**TASK INSTRUCTIONS:**
From the first line to the last, restate the material word for word; pictures stay out.

**DATA RECORDS:**

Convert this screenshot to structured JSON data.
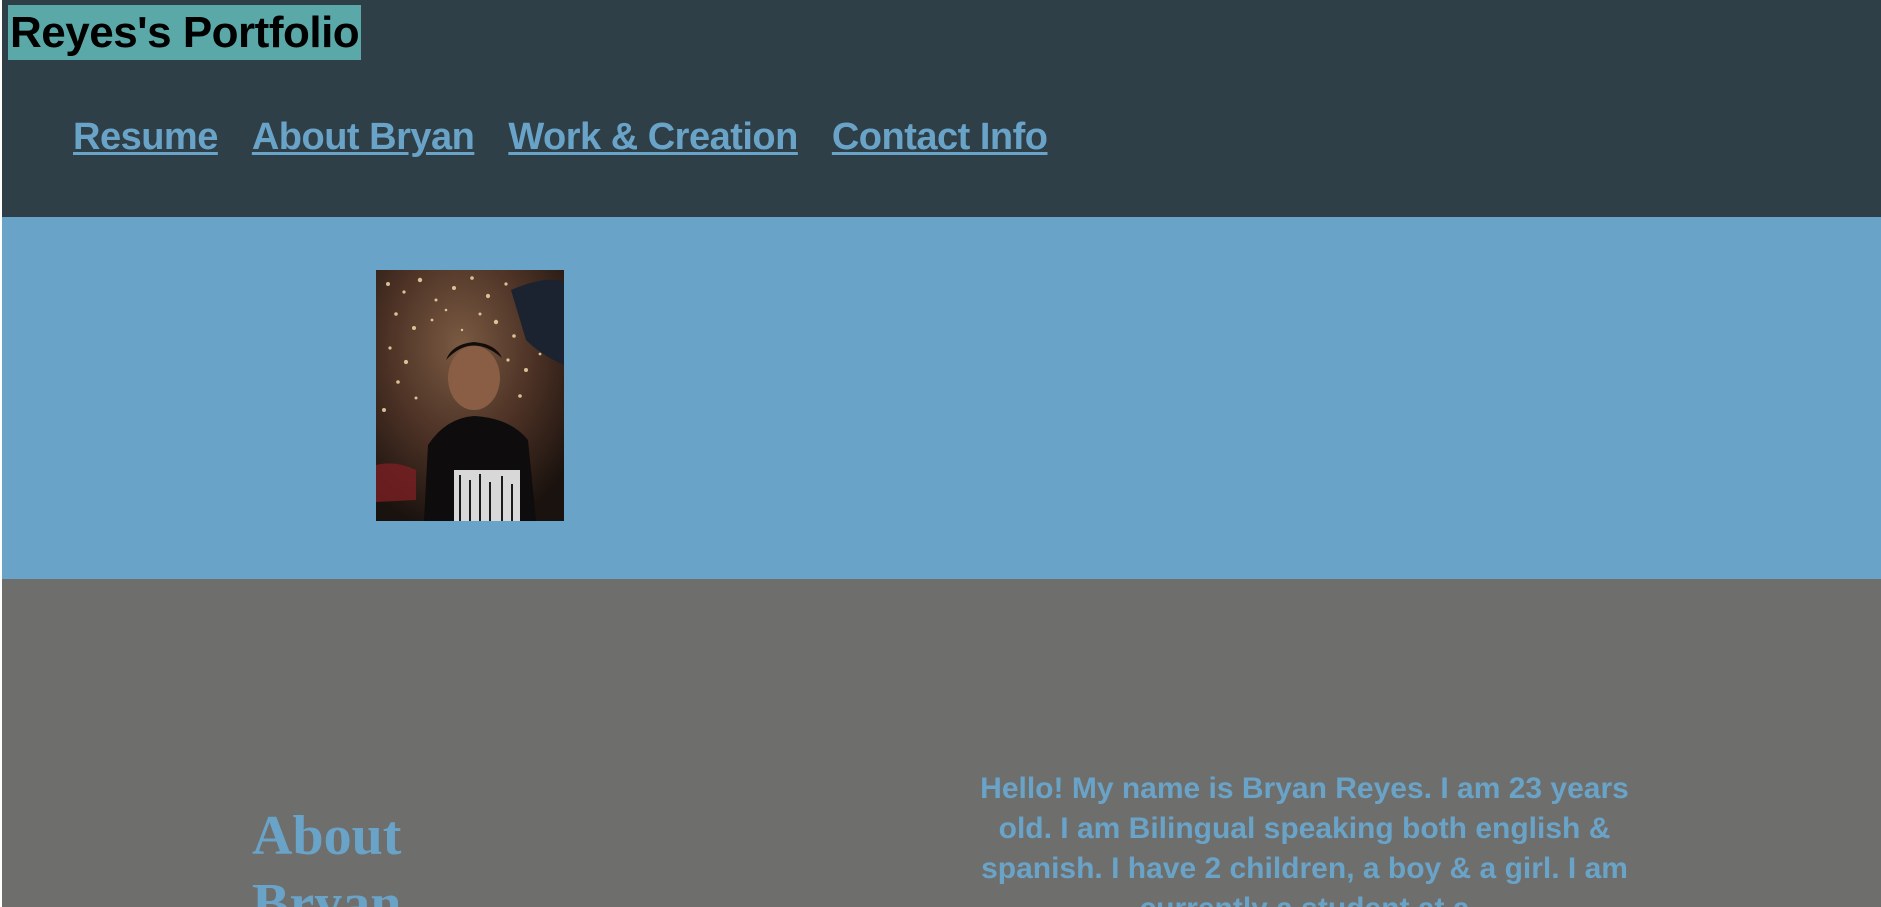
{
  "header": {
    "site_title": "Reyes's Portfolio",
    "nav": [
      {
        "label": "Resume"
      },
      {
        "label": "About Bryan"
      },
      {
        "label": "Work & Creation"
      },
      {
        "label": "Contact Info"
      }
    ]
  },
  "hero": {
    "portrait_alt": "Photo of Bryan Reyes"
  },
  "about": {
    "heading": "About Bryan",
    "body": "Hello! My name is Bryan Reyes. I am 23 years old. I am Bilingual speaking both english & spanish. I have 2 children, a boy & a girl. I am currently a student at a"
  },
  "colors": {
    "header_bg": "#2f3f48",
    "title_bg": "#5aa9a8",
    "accent": "#6aa3c8",
    "about_bg": "#6e6e6c"
  }
}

**SOLUTION:**
Convert this screenshot to structured JSON data.
{
  "header": {
    "site_title": "Reyes's Portfolio",
    "nav": [
      {
        "label": "Resume"
      },
      {
        "label": "About Bryan"
      },
      {
        "label": "Work & Creation"
      },
      {
        "label": "Contact Info"
      }
    ]
  },
  "hero": {
    "portrait_alt": "Photo of Bryan Reyes"
  },
  "about": {
    "heading": "About Bryan",
    "body": "Hello! My name is Bryan Reyes. I am 23 years old. I am Bilingual speaking both english & spanish. I have 2 children, a boy & a girl. I am currently a student at a"
  },
  "colors": {
    "header_bg": "#2f3f48",
    "title_bg": "#5aa9a8",
    "accent": "#6aa3c8",
    "about_bg": "#6e6e6c"
  }
}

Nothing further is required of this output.